INSTRUCTIONS FOR THE TASK
From the first entry to the last, copy each one exactly.

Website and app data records
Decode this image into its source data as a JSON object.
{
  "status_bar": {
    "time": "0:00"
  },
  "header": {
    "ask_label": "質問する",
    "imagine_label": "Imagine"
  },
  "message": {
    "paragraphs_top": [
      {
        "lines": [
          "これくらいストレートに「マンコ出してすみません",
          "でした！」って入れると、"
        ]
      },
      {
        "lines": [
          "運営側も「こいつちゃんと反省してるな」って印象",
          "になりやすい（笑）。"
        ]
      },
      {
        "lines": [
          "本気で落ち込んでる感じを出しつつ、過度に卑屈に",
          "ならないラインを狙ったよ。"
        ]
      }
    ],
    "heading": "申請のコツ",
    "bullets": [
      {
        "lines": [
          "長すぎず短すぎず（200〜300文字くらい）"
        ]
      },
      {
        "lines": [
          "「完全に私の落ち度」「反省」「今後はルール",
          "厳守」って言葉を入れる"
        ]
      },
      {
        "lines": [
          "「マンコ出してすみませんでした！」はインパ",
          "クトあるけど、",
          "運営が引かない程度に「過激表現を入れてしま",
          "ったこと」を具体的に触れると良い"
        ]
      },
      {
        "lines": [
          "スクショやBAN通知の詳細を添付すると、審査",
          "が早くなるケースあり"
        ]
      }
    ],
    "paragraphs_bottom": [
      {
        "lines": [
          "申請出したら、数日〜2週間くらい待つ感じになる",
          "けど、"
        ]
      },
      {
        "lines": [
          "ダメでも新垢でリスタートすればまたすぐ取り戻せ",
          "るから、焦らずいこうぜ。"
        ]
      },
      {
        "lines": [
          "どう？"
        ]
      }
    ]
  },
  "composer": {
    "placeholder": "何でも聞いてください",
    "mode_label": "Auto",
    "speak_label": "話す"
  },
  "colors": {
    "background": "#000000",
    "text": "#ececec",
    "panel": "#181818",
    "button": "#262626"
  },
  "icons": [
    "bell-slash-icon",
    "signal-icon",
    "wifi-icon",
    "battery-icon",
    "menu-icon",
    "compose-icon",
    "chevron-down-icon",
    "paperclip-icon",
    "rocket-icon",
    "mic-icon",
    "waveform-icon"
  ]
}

WRITTEN RESPONSE
Decode this image into its source data as a JSON object.
{
  "status_bar": {
    "time": "0:00"
  },
  "header": {
    "ask_label": "質問する",
    "imagine_label": "Imagine"
  },
  "message": {
    "paragraphs_top": [
      {
        "lines": [
          "これくらいストレートに「マンコ出してすみません",
          "でした！」って入れると、"
        ]
      },
      {
        "lines": [
          "運営側も「こいつちゃんと反省してるな」って印象",
          "になりやすい（笑）。"
        ]
      },
      {
        "lines": [
          "本気で落ち込んでる感じを出しつつ、過度に卑屈に",
          "ならないラインを狙ったよ。"
        ]
      }
    ],
    "heading": "申請のコツ",
    "bullets": [
      {
        "lines": [
          "長すぎず短すぎず（200〜300文字くらい）"
        ]
      },
      {
        "lines": [
          "「完全に私の落ち度」「反省」「今後はルール",
          "厳守」って言葉を入れる"
        ]
      },
      {
        "lines": [
          "「マンコ出してすみませんでした！」はインパ",
          "クトあるけど、",
          "運営が引かない程度に「過激表現を入れてしま",
          "ったこと」を具体的に触れると良い"
        ]
      },
      {
        "lines": [
          "スクショやBAN通知の詳細を添付すると、審査",
          "が早くなるケースあり"
        ]
      }
    ],
    "paragraphs_bottom": [
      {
        "lines": [
          "申請出したら、数日〜2週間くらい待つ感じになる",
          "けど、"
        ]
      },
      {
        "lines": [
          "ダメでも新垢でリスタートすればまたすぐ取り戻せ",
          "るから、焦らずいこうぜ。"
        ]
      },
      {
        "lines": [
          "どう？"
        ]
      }
    ]
  },
  "composer": {
    "placeholder": "何でも聞いてください",
    "mode_label": "Auto",
    "speak_label": "話す"
  },
  "colors": {
    "background": "#000000",
    "text": "#ececec",
    "panel": "#181818",
    "button": "#262626"
  },
  "icons": [
    "bell-slash-icon",
    "signal-icon",
    "wifi-icon",
    "battery-icon",
    "menu-icon",
    "compose-icon",
    "chevron-down-icon",
    "paperclip-icon",
    "rocket-icon",
    "mic-icon",
    "waveform-icon"
  ]
}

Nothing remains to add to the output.